Exposed Music Festival Comes to Northern California

Jose Casorla

Up and coming local rock and metal bands made their way to the Mutiny Pub on June 15 and 16 to participate in “The Exposed Music Festival.”

The two-day Antioch festival helps local bands gain some exposure by allowing them to play their music in front of a live audience.

The host of the night, Juliya Chernetsky aka Mistress Juliya, has worked on the music network Fuse and hosted programs like Uranium and Slave to the Metal.

Chernetsky feels that these sort of events are necessary in order for this genre of music to grow.

“The purpose of the event is to promote local bands and give them the opportunity to be heard by others,” said Chernetsky.  “The problem with metal bands today is that no one is booking them, so it makes it difficult to get their music out there.
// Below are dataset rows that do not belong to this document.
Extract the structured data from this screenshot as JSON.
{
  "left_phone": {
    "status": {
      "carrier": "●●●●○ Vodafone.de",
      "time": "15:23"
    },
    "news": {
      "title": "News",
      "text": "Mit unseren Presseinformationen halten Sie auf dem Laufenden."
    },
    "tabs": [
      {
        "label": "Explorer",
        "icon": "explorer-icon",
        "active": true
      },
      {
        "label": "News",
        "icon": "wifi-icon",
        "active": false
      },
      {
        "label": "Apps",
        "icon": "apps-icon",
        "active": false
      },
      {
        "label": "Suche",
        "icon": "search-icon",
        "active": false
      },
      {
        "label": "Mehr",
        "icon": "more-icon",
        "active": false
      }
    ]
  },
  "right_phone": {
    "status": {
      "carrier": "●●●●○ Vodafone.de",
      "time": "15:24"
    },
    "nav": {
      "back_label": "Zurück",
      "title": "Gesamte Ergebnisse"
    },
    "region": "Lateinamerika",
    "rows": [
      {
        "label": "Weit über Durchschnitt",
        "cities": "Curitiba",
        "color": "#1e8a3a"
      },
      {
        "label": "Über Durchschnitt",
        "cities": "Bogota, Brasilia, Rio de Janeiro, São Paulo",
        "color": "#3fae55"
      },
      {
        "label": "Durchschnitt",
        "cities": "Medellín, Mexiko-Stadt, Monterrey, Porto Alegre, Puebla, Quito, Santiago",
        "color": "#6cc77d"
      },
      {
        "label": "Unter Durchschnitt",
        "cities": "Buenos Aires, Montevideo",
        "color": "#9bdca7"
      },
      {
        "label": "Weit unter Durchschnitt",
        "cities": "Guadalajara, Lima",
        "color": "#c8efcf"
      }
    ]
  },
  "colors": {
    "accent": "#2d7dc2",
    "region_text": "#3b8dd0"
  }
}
This gives bands an opportunity for their music to be heard.”

Christian Francisco, who plays guitar for his band Waking Wonder and considers it to be an instrumental band, admits exposure was one of the reasons why he signed up for the event.

Since all the bands that played at the festival fell into the category of the rock or metal, Francisco’s band definitely stood out.

The band is a trio consisting of bass player Joseph Aguda, drummer Ryan Francisco and guitar player Christian Francisco.

Though the band has no vocals, the spectators did not seem to be bothered by the unique make-up of the band and showed so with a loud cheer.

“The fact they were into it,” said Francisco, “it meant a lot.”

Kryptic Memories from Fairfield played their song “Manifest” at the festival and the crowd bobbed their heads throughout the performance.

“They are a good band,” said John Green of Pittsburgh.  “They are one of the better bands that I have heard tonight.”

Green was also happy to see local bands get a chance to shine in the spotlight.

“It is cool,” Green said.  “Some of these bands work really hard and sometimes they have nothing to show for it in the end.  I know of bands that have been playing for six or seven years and still have not recorded a CD, so to see them perform and get their name out there is great.”

Though it cannot be said for sure if any of the bands at the festival will make it big, showcases like these increase the possibility of getting discovered.

Even though metal does not seem to be high in demand with music fans and the music industry right now, Chernetsky is confident that metal music will eventually find its way back as being a leading music genre.

“Metal music comes in cycles,” she said.  “You have a period of time where you have a lot of really good metal bands all at one time then it seems to fade for a while and then all of a sudden a new generation emerges. I can’t wait for that next generation of artists.”